Use the comments field to share your birdie resolutions!

Adoptable Bird Pairs

Birds will often make friends with other birds. When the relationship is safe (they don’t hurt each other), and they aren’t mating, we like to see them enjoy their lives together. After all, having someone else in your family that looks, thinks and acts like you can be comforting and entertaining. Can you imagine being the only human?

Here are just a few of our bird pairs/friends looking for their next good home through Phoenix Landing. While they certainly enjoy and benefit from each other’s company, they can enjoy a human family’s time and attention too. Since people cannot mate with parrots, and we shouldn’t over-snuggle, stroke or pet them anyway, having two birds that keep each other good company makes for a healthier and happier household for everyone.

Here are a few of our current adoptable pairs, and there are several others of various species waiting for our help.

TORI and GABRIELLE are nanday conures. Their age is unknown but they’ve been together at least seven years. They are dedicated companions, snuggling every night. During the day, Tori is pleased to fly around and spend time exploring. Gabrielle always stays on or in the cage, and has a more cautious nature. Tori will land on your shoulder if you’re a trusted person, but Gabrielle prefers her personal space. We think they’re adorable, especially their little red ankles.

Tori Gabrielle

QUORK, a scarlet macaw, and BETSY, a military macaw, came from a rather horrid place many years ago. Their ages are unknown. They were not companions then but now they are cage mates and best buddies. Their past was left behind long ago and all that matters to them now is that they have places to go and things to do, keeping them mentally and physically active.
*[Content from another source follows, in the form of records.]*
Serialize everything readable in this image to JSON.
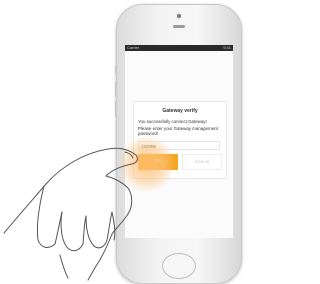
{
  "status_bar": {
    "left": "Carrier",
    "right": "9:41"
  },
  "dialog": {
    "title": "Gateway verify",
    "line1": "You successfully connect Gateway!",
    "line2": "Please enter your Gateway management password!",
    "password_value": "123456",
    "ok_label": "OK",
    "cancel_label": "Cancel"
  },
  "colors": {
    "accent": "#f5a623",
    "cancel_text": "#c8c8c8"
  }
}
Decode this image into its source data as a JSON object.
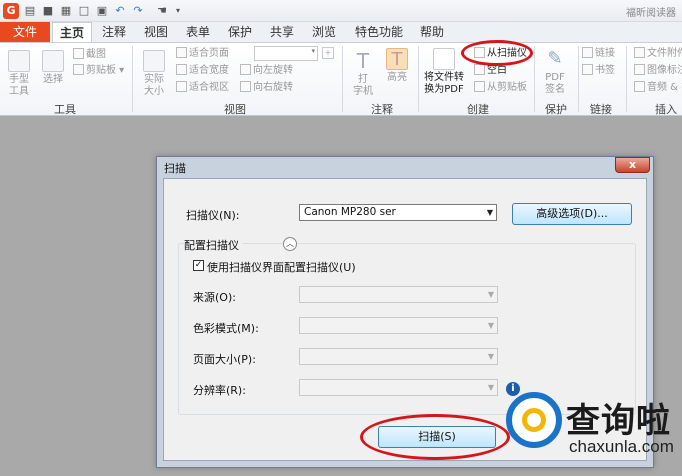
{
  "window": {
    "title": "福昕阅读器"
  },
  "quick_access": [
    "folder-icon",
    "save-icon",
    "print-icon",
    "new-icon",
    "undo-icon",
    "redo-icon",
    "hand-icon",
    "dropdown-icon"
  ],
  "tabs": [
    "文件",
    "主页",
    "注释",
    "视图",
    "表单",
    "保护",
    "共享",
    "浏览",
    "特色功能",
    "帮助"
  ],
  "ribbon": {
    "tools": {
      "hand": "手型\n工具",
      "select": "选择",
      "screenshot": "截图",
      "clipboard": "剪贴板",
      "label": "工具"
    },
    "view": {
      "actual": "实际\n大小",
      "fit_page": "适合页面",
      "fit_width": "适合宽度",
      "fit_visible": "适合视区",
      "rotate_left": "向左旋转",
      "rotate_right": "向右旋转",
      "label": "视图"
    },
    "comment": {
      "typewriter": "打\n字机",
      "highlight": "高亮",
      "label": "注释"
    },
    "create": {
      "convert": "将文件转\n换为PDF",
      "from_scanner": "从扫描仪",
      "blank": "空白",
      "from_clipboard": "从剪贴板",
      "label": "创建"
    },
    "protect": {
      "pdf_sign": "PDF\n签名",
      "label": "保护"
    },
    "links": {
      "link": "链接",
      "bookmark": "书签",
      "label": "链接"
    },
    "insert": {
      "file_attach": "文件附件",
      "image_annot": "图像标注",
      "audio_video": "音频 & 视频",
      "label": "插入"
    }
  },
  "dialog": {
    "title": "扫描",
    "close": "x",
    "scanner_label": "扫描仪(N):",
    "scanner_value": "Canon MP280 ser",
    "advanced_button": "高级选项(D)...",
    "config_group": "配置扫描仪",
    "use_scanner_ui": "使用扫描仪界面配置扫描仪(U)",
    "source_label": "来源(O):",
    "color_label": "色彩模式(M):",
    "page_size_label": "页面大小(P):",
    "resolution_label": "分辨率(R):",
    "scan_button": "扫描(S)"
  },
  "watermark": {
    "main": "查询啦",
    "sub": "chaxunla.com"
  }
}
They are terrific eaters of a wide variety of healthy foods. Quork will chatter upon occasion, and knows his name. He likes to have his tongue touched at bedtime. GIZMO is a 24 year old blue and gold macaw that likes to hang out with Quork and Betsy, and these three go together to an outside aviary almost every day. Macaws are so enchanting. Just watching their antics is usually more than satisfying.

GizmoQuorkBetsy
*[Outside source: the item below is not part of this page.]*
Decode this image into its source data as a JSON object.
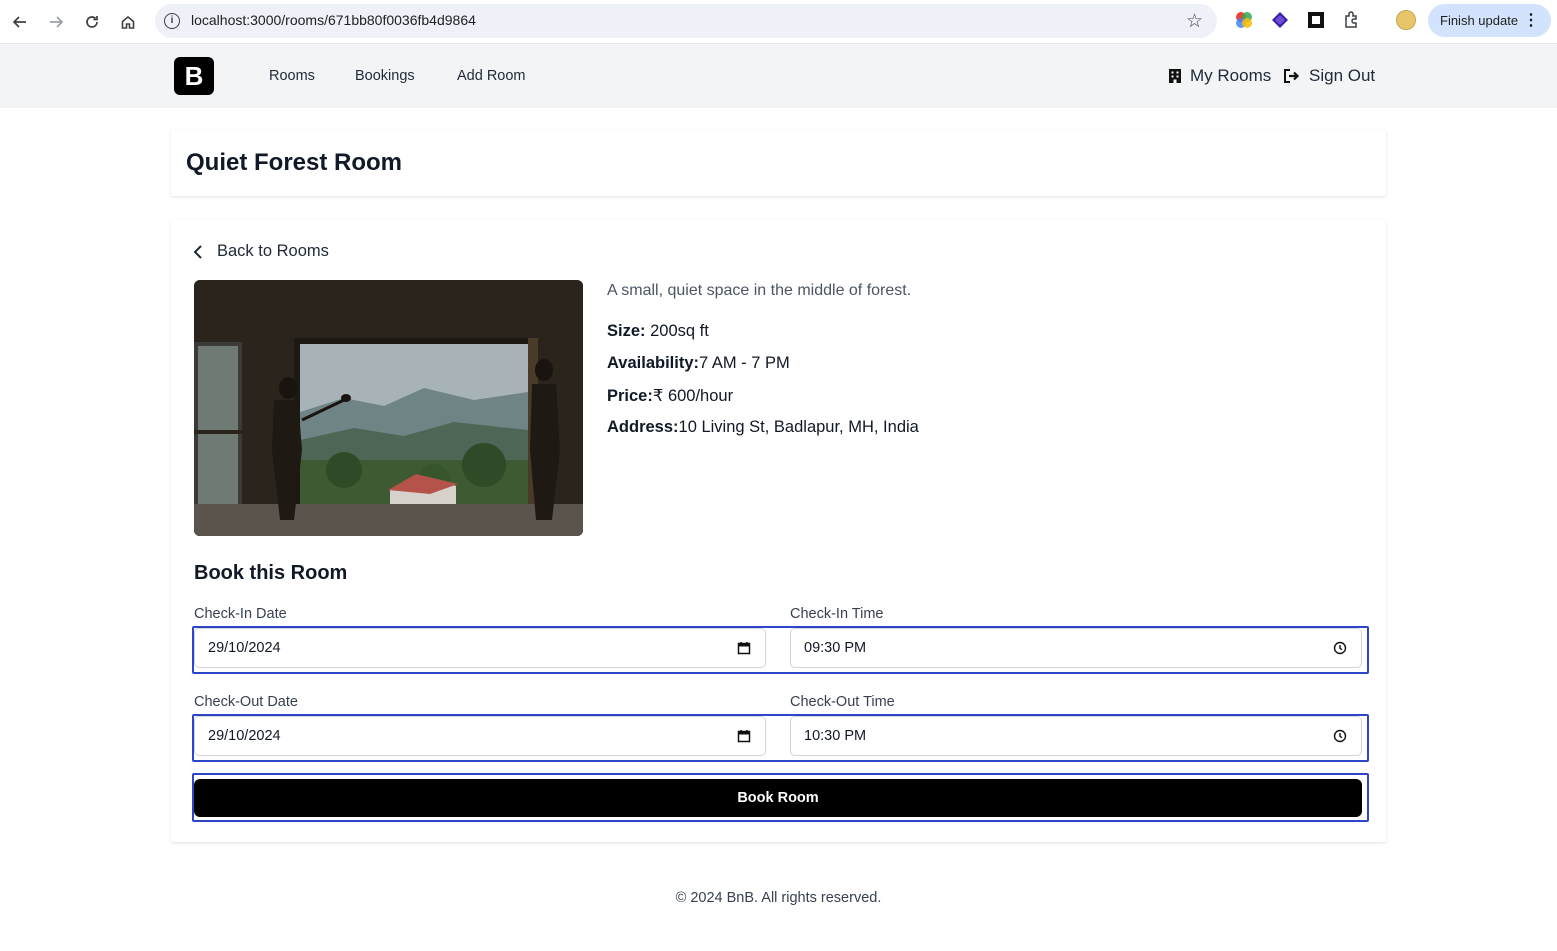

PIP SQUEEK, a 14 year old sun conure, and SWEET PEA, an 18 year old nanday conure, are a charming pair. They very much appreciate their human family too, especially Pip. She’s the first to come out and seek family interaction and easily hops up hoping for a walk about the house and an adventure. Pea is a bit more of a homebody, but he adores Pip. You may wonder why Pip is so bald. We wonder too. The feather follicles have long gone, and she’s been tested for every possible medical problem.  Her medical workups are always excellent.  She is just unique!

Pip and Pea

OLLIE, an 8 year old blue and gold macaw and LAYLA an 11 year old scarlet macaw are entertaining to say the least. They have been together for almost 8 years. Ollie is a boisterous, happy and clever macaw. He loves to trick train and even knows when to say “good!” Layla is very attached to Ollie and doesn’t like for him to be out of sight. They will often bicker, or maybe they are just having a significant discussion, but they love a bit of drama. We’re glad they have each other to keep life engaging for both.

Ollie and Layla on Atom

ESSIE is a 17 year old greenwing macaw and URSIE is an 18 year old blue and gold macaw. These two would fit best into a home where they are allowed lots of time outside the cage. They love sitting on a tree stand, and especially enjoy looking out the window. They entertain and take care of each other while you enjoy and admire their beautiful parrot dynamics. They relish their Harrison’s pellets and most any fresh fruits and vegetables. Ursie and Essie especially love almonds and walnuts in the shell. Like many birds, they are not very interested in being touched, but that’s OK.

Ursie and Essie

If you’re fascinated by birds and interested in adopting a pair, please go to our web site at phoenixlanding.org where you can learn more about our adoption and education program.   And don’t forget, birds don’t have to be bonded pairs like the ones listed here to enjoy simply having another bird in the family!